It was August 7, 2000 when Al Gore picked Joe Lieberman to be his running mate. In a little under three weeks on August 8, 2006, Joe Lieberman's 35-year political career as a Democrat is likely going to come to an end. That is an amazing fall from grace for someone who was just hundreds of votes shy from becoming Vice President of the United States - and who in all likelihood would be prepping his run for President next year - and is now fighting for his political existence. Lieberman is not only likely to lose his primary match up against anti-war insurgent Ned Lamont, but it is increasingly likely that his fallback position to win in the general as an independent is far from the sure thing he thought it was only 4-6 weeks ago.

Joe Lieberman's world is imploding in slow motion right in front of him and he and his campaign clearly have no clue what to do. Yesterday's Quinnipiac poll confirms private polling and shows Lamont surging ahead of the three-term incumbent, 51% - 47%, a 19-point swing from Quinnipiac's last poll only six weeks ago showing Lieberman with a 55% - 40% lead.
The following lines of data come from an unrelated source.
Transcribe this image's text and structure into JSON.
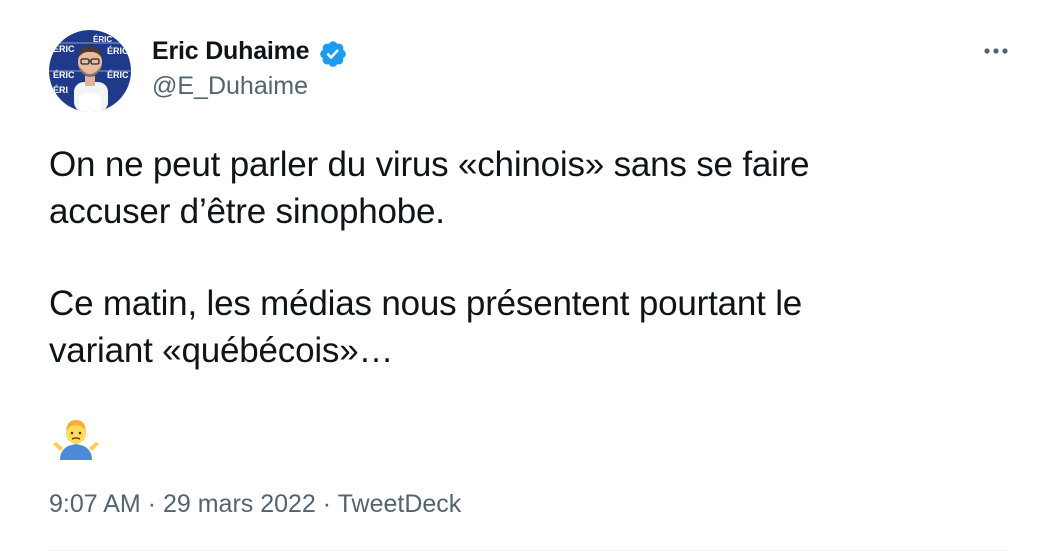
{
  "author": {
    "name": "Eric Duhaime",
    "handle": "@E_Duhaime",
    "verified": true,
    "avatar_backdrop_text": "ÉRIC DUHAIME"
  },
  "icons": {
    "verified": "verified-badge-icon",
    "more": "more-options-icon",
    "emoji": "person-shrugging-emoji"
  },
  "tweet": {
    "paragraphs": [
      "On ne peut parler du virus «chinois» sans se faire\naccuser d’être sinophobe.",
      "Ce matin, les médias nous présentent pourtant le\nvariant «québécois»…"
    ]
  },
  "meta": {
    "time": "9:07 AM",
    "separator": "·",
    "date": "29 mars 2022",
    "source": "TweetDeck"
  },
  "colors": {
    "text": "#0f1419",
    "secondary": "#536471",
    "verified": "#1d9bf0",
    "avatar_backdrop": "#1f3a8a"
  }
}
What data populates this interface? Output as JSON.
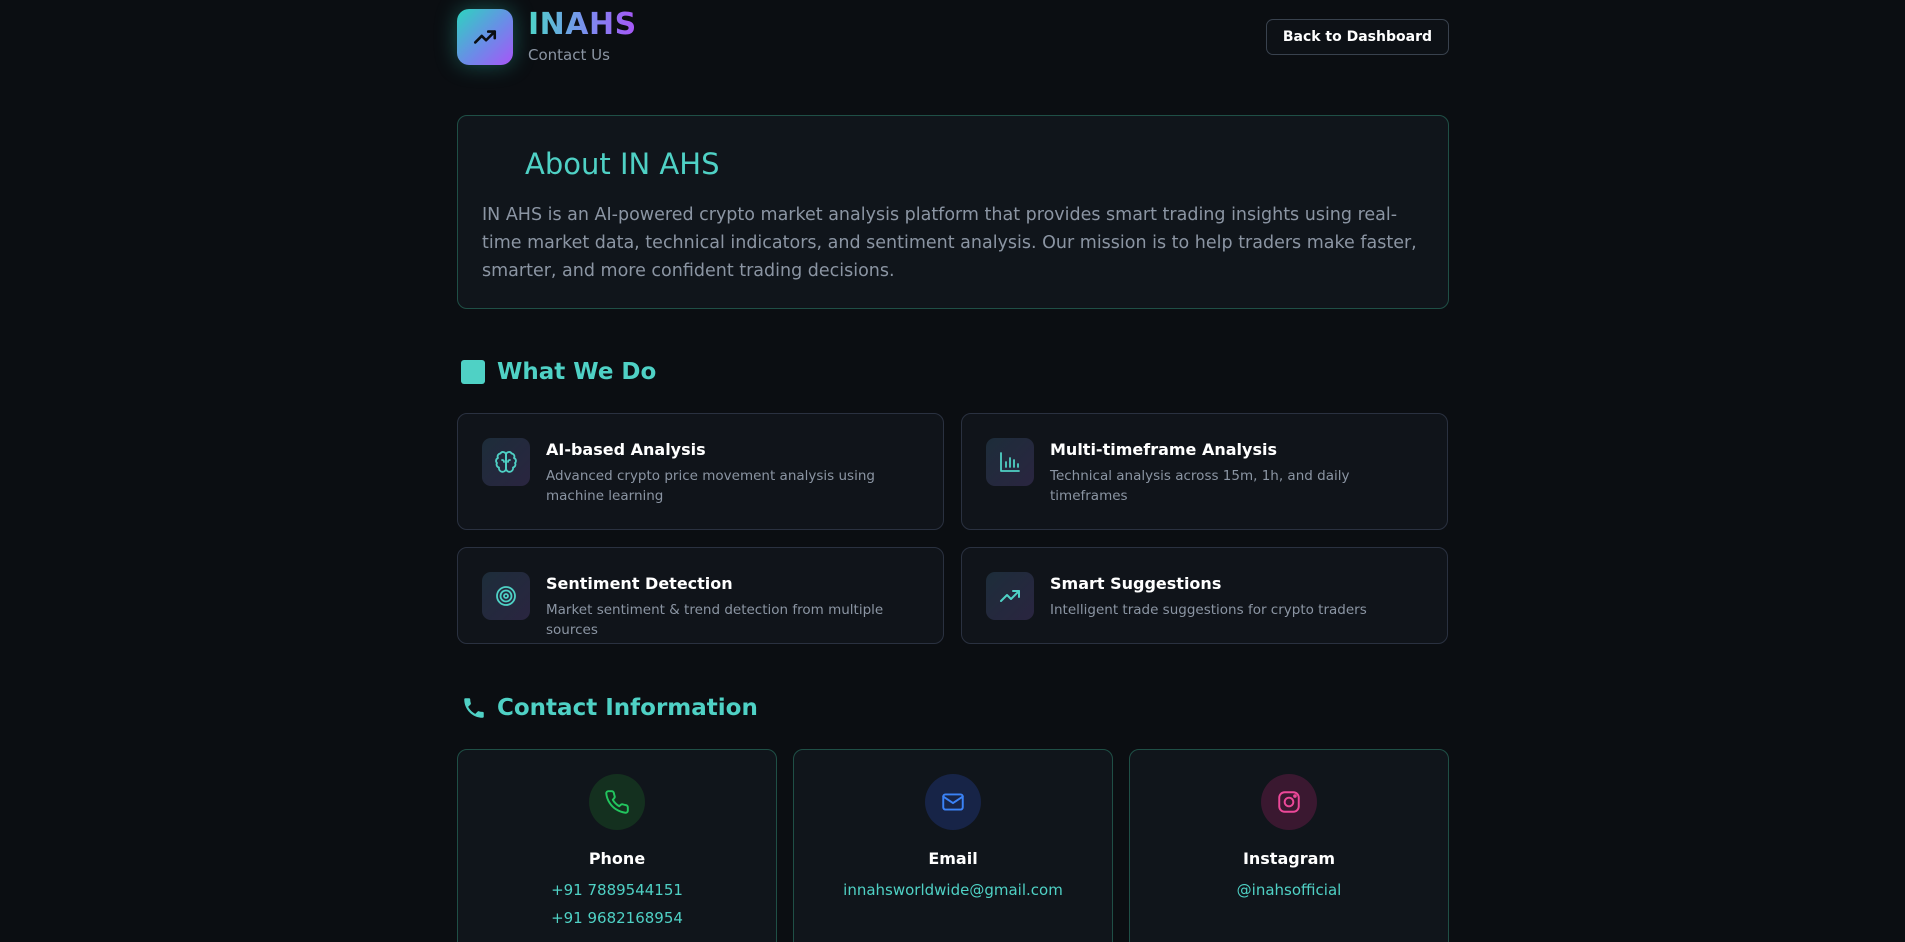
{
  "header": {
    "brand": "INAHS",
    "subtitle": "Contact Us",
    "back_button": "Back to Dashboard",
    "logo_icon": "trending-up-icon"
  },
  "about": {
    "title": "About IN AHS",
    "text": "IN AHS is an AI-powered crypto market analysis platform that provides smart trading insights using real-time market data, technical indicators, and sentiment analysis. Our mission is to help traders make faster, smarter, and more confident trading decisions."
  },
  "what_we_do": {
    "heading": "What We Do",
    "features": [
      {
        "title": "AI-based Analysis",
        "description": "Advanced crypto price movement analysis using machine learning",
        "icon": "brain-icon"
      },
      {
        "title": "Multi-timeframe Analysis",
        "description": "Technical analysis across 15m, 1h, and daily timeframes",
        "icon": "bar-chart-icon"
      },
      {
        "title": "Sentiment Detection",
        "description": "Market sentiment & trend detection from multiple sources",
        "icon": "target-icon"
      },
      {
        "title": "Smart Suggestions",
        "description": "Intelligent trade suggestions for crypto traders",
        "icon": "trending-up-icon"
      }
    ]
  },
  "contact": {
    "heading": "Contact Information",
    "cards": [
      {
        "title": "Phone",
        "values": [
          "+91 7889544151",
          "+91 9682168954"
        ],
        "icon": "phone-icon",
        "color": "#22c55e"
      },
      {
        "title": "Email",
        "values": [
          "innahsworldwide@gmail.com"
        ],
        "icon": "mail-icon",
        "color": "#3b82f6"
      },
      {
        "title": "Instagram",
        "values": [
          "@inahsofficial"
        ],
        "icon": "instagram-icon",
        "color": "#ec4899"
      }
    ]
  },
  "colors": {
    "accent": "#4fd1c5",
    "background": "#0b0e12",
    "card": "#10151b",
    "muted_text": "#8b95a3"
  }
}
To make matters worse, Quinnipiac's numbers have been running considerably more favorable towards Lieberman, as Rasmussen Reports' June survey had Lieberman ahead only 46% - 40% and was taken around the same time Quinnipiac pegged Lieberman's lead at 15.

It's clear Lamont has the momentum. The polls look to be playing catch-up to the anecdotal evidence that all of the energy is on the side of the challenger. Lieberman's other problem is that he is utterly unprepared to execute the organizational ground game needed to get his voters to the polls on a Tuesday in early August. Cake walk wins in 1994 and 2000, coupled with solid job approval numbers which mirror the state's other Democratic Senator Chris Dodd have bred an arrogance and complacency that is catching up with the Lieberman campaign big time. Suddenly, they are finding themselves in a battle for their political lives and they are nowhere near fighting shape.
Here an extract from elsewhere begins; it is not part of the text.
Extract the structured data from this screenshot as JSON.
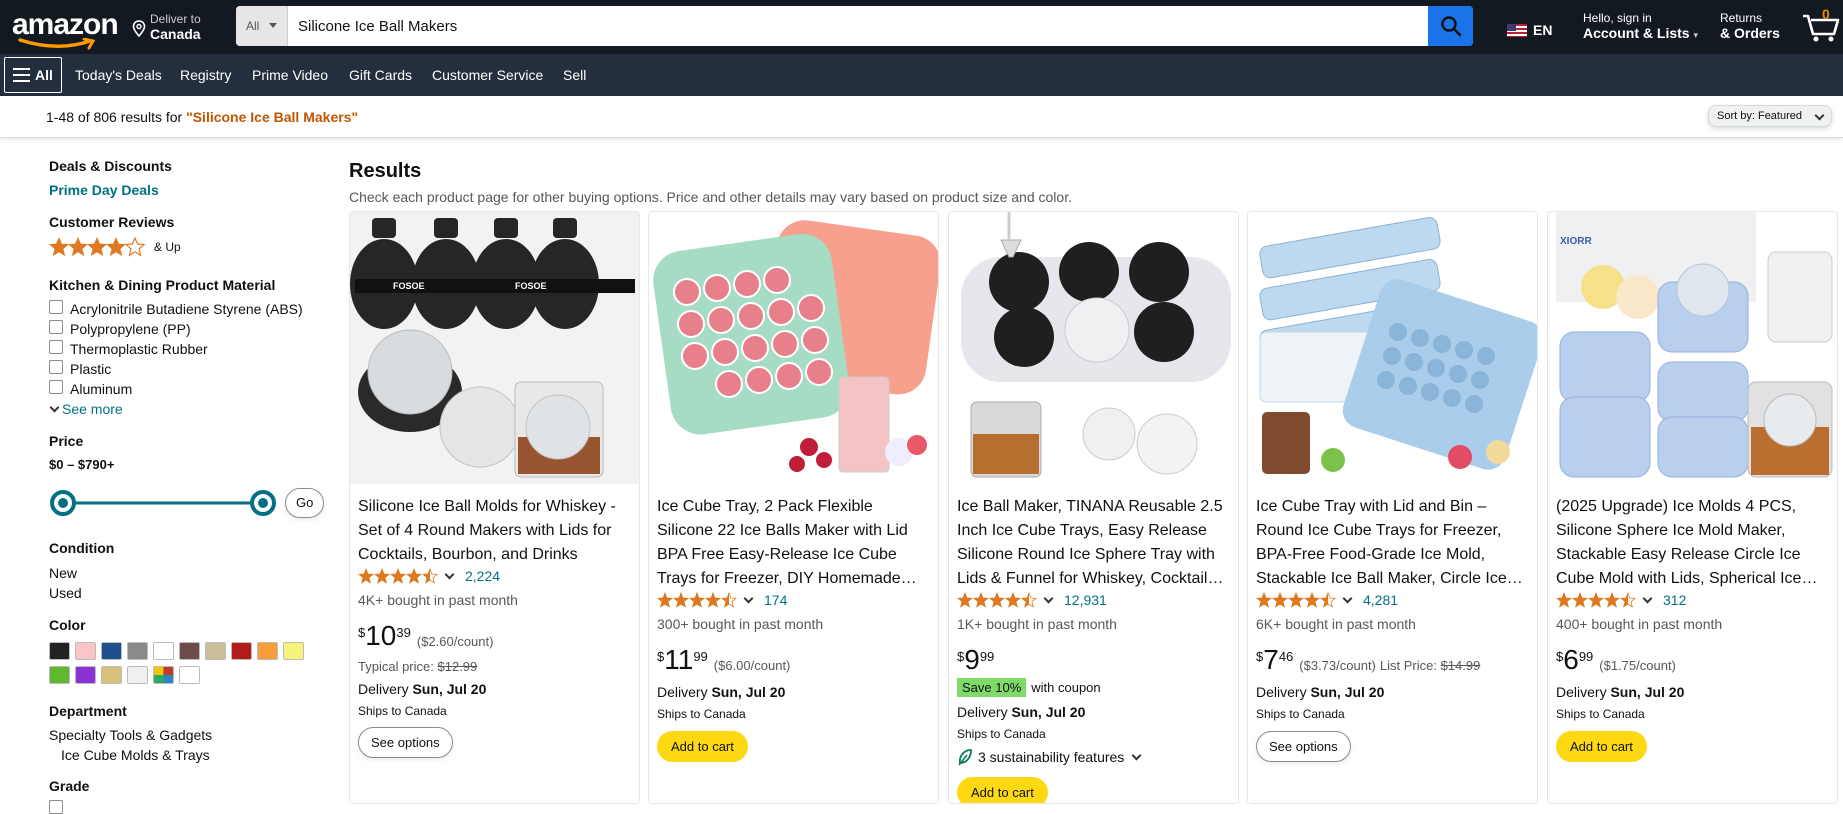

The news that former President Bill Clinton will be campaigning with the Senator may give his campaign a boost. But the fact that they are bringing him into Waterbury which Lieberman should have already had locked up, as opposed to Fairfield County where Lamont is the strongest, shows just haw far Lieberman is on the defensive.
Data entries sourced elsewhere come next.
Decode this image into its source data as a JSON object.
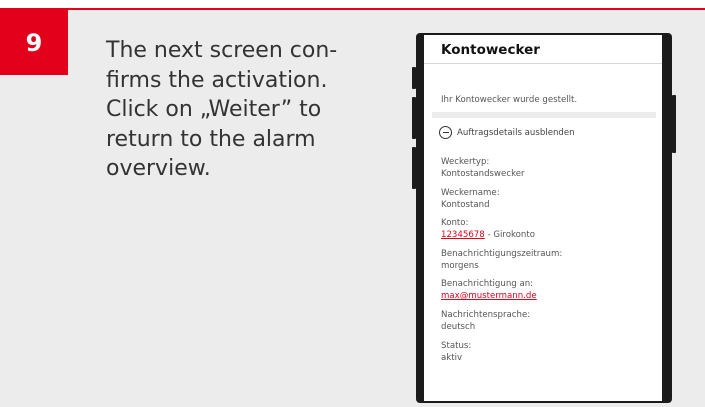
{
  "step": {
    "number": "9"
  },
  "instruction": "The next screen con-\nfirms the activation.\nClick on „Weiter” to\nreturn to the alarm\noverview.",
  "screen": {
    "title": "Kontowecker",
    "confirmation": "Ihr Kontowecker wurde gestellt.",
    "toggle_label": "Auftragsdetails ausblenden",
    "details": {
      "type_label": "Weckertyp:",
      "type_value": "Kontostandswecker",
      "name_label": "Weckername:",
      "name_value": "Kontostand",
      "account_label": "Konto:",
      "account_number": "12345678",
      "account_suffix": " - Girokonto",
      "period_label": "Benachrichtigungszeitraum:",
      "period_value": "morgens",
      "notify_label": "Benachrichtigung an:",
      "notify_value": "max@mustermann.de",
      "lang_label": "Nachrichtensprache:",
      "lang_value": "deutsch",
      "status_label": "Status:",
      "status_value": "aktiv"
    }
  },
  "colors": {
    "accent": "#e2001a",
    "background": "#ececec"
  }
}
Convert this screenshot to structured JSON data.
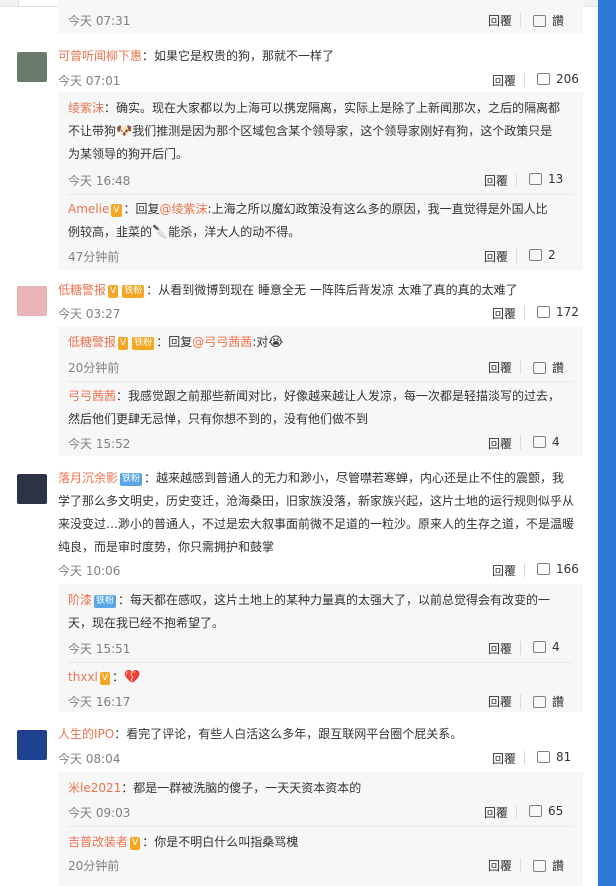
{
  "comments": {
    "top_partial": {
      "time": "今天 07:31",
      "reply": "回覆",
      "like": "讚"
    },
    "c1": {
      "user": "可曾听闻柳下惠",
      "text": "：如果它是权贵的狗，那就不一样了",
      "time": "今天 07:01",
      "reply": "回覆",
      "likes": "206"
    },
    "c1r1": {
      "user": "绫紫沫",
      "line1": "：确实。现在大家都以为上海可以携宠隔离，实际上是除了上新闻那次，之后的隔离都",
      "line2a": "不让带狗",
      "line2b": "我们推测是因为那个区域包含某个领导家，这个领导家刚好有狗，这个政策只是",
      "line3": "为某领导的狗开后门。",
      "time": "今天 16:48",
      "reply": "回覆",
      "likes": "13"
    },
    "c1r2": {
      "user": "Amelie",
      "sep": "：回复",
      "mention": "@绫紫沫",
      "line1": ":上海之所以魔幻政策没有这么多的原因，我一直觉得是外国人比",
      "line2": "例较高，韭菜的",
      "line2b": "能杀，洋大人的动不得。",
      "time": "47分钟前",
      "reply": "回覆",
      "likes": "2"
    },
    "c2": {
      "user": "低糖警报",
      "badge": "铁粉",
      "text": "：从看到微博到现在 睡意全无 一阵阵后背发凉 太难了真的真的太难了",
      "time": "今天 03:27",
      "reply": "回覆",
      "likes": "172"
    },
    "c2r1": {
      "user": "低糖警报",
      "badge": "铁粉",
      "sep": "：回复",
      "mention": "@弓弓茜茜",
      "text": ":对",
      "time": "20分钟前",
      "reply": "回覆",
      "like": "讚"
    },
    "c2r2": {
      "user": "弓弓茜茜",
      "line1": "：我感觉跟之前那些新闻对比，好像越来越让人发凉，每一次都是轻描淡写的过去，",
      "line2": "然后他们更肆无忌惮，只有你想不到的，没有他们做不到",
      "time": "今天 15:52",
      "reply": "回覆",
      "likes": "4"
    },
    "c3": {
      "user": "落月沉余影",
      "badge": "铁粉",
      "line1": "：越来越感到普通人的无力和渺小，尽管噤若寒蝉，内心还是止不住的震颤，我",
      "line2": "学了那么多文明史，历史变迁，沧海桑田，旧家族没落，新家族兴起，这片土地的运行规则似乎从",
      "line3": "来没变过…渺小的普通人，不过是宏大叙事面前微不足道的一粒沙。原来人的生存之道，不是温暖",
      "line4": "纯良，而是审时度势，你只需拥护和鼓掌",
      "time": "今天 10:06",
      "reply": "回覆",
      "likes": "166"
    },
    "c3r1": {
      "user": "阶漆",
      "badge": "铁粉",
      "line1": "：每天都在感叹，这片土地上的某种力量真的太强大了，以前总觉得会有改变的一",
      "line2": "天，现在我已经不抱希望了。",
      "time": "今天 15:51",
      "reply": "回覆",
      "likes": "4"
    },
    "c3r2": {
      "user": "thxxl",
      "text": "：",
      "time": "今天 16:17",
      "reply": "回覆",
      "like": "讚"
    },
    "c4": {
      "user": "人生的IPO",
      "text": "：看完了评论，有些人白活这么多年，跟互联网平台圈个屁关系。",
      "time": "今天 08:04",
      "reply": "回覆",
      "likes": "81"
    },
    "c4r1": {
      "user": "米le2021",
      "text": "：都是一群被洗脑的傻子，一天天资本资本的",
      "time": "今天 09:03",
      "reply": "回覆",
      "likes": "65"
    },
    "c4r2": {
      "user": "吉普改装者",
      "text": "：你是不明白什么叫指桑骂槐",
      "time": "20分钟前",
      "reply": "回覆",
      "like": "讚"
    }
  }
}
If he goes on to lose August 8th the question is whether he can get things turned around in time for the fall. Right now, both Quinnipiac and Rasmussen have him ahead in a three-way race, by 24 points and 15 points, respectively. But Lamont will almost assuredly get a huge boost from a win in the primary, and Lieberman will be burdened with the baggage of a humiliating primary rejection.

Incredibly, Joe Lieberman may feel worse the day after the election this fall than he did six years ago.